(Collected data entries)
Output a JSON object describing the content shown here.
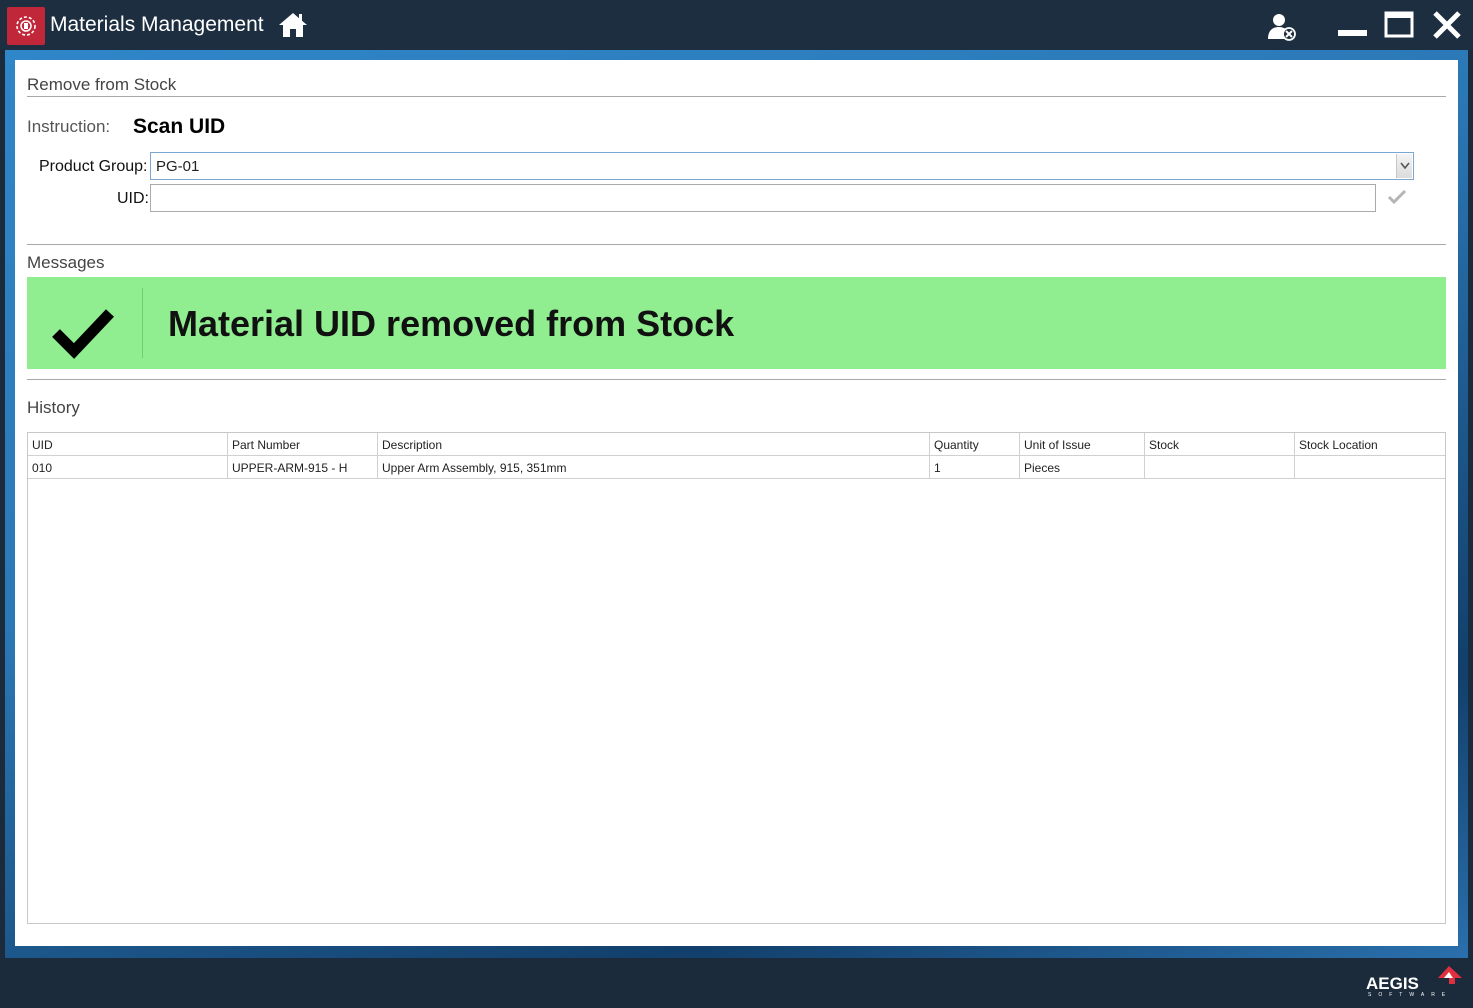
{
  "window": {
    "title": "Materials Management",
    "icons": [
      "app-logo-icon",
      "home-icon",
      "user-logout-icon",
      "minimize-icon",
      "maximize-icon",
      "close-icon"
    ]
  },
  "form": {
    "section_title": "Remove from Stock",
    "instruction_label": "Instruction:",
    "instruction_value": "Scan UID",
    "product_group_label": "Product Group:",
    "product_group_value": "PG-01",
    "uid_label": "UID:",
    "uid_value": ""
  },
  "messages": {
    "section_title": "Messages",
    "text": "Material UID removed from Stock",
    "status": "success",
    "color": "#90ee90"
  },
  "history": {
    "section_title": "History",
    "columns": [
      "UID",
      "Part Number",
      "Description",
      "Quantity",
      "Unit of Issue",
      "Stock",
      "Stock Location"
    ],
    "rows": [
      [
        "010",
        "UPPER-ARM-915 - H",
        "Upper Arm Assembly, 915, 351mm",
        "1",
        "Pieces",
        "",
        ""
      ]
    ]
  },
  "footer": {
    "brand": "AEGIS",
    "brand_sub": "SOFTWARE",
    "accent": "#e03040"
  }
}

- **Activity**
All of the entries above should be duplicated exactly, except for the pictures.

- **Finished exercise**
Output a JSON object describing the content shown here.
{
  "window": {
    "title": "Materials Management",
    "icons": [
      "app-logo-icon",
      "home-icon",
      "user-logout-icon",
      "minimize-icon",
      "maximize-icon",
      "close-icon"
    ]
  },
  "form": {
    "section_title": "Remove from Stock",
    "instruction_label": "Instruction:",
    "instruction_value": "Scan UID",
    "product_group_label": "Product Group:",
    "product_group_value": "PG-01",
    "uid_label": "UID:",
    "uid_value": ""
  },
  "messages": {
    "section_title": "Messages",
    "text": "Material UID removed from Stock",
    "status": "success",
    "color": "#90ee90"
  },
  "history": {
    "section_title": "History",
    "columns": [
      "UID",
      "Part Number",
      "Description",
      "Quantity",
      "Unit of Issue",
      "Stock",
      "Stock Location"
    ],
    "rows": [
      [
        "010",
        "UPPER-ARM-915 - H",
        "Upper Arm Assembly, 915, 351mm",
        "1",
        "Pieces",
        "",
        ""
      ]
    ]
  },
  "footer": {
    "brand": "AEGIS",
    "brand_sub": "SOFTWARE",
    "accent": "#e03040"
  }
}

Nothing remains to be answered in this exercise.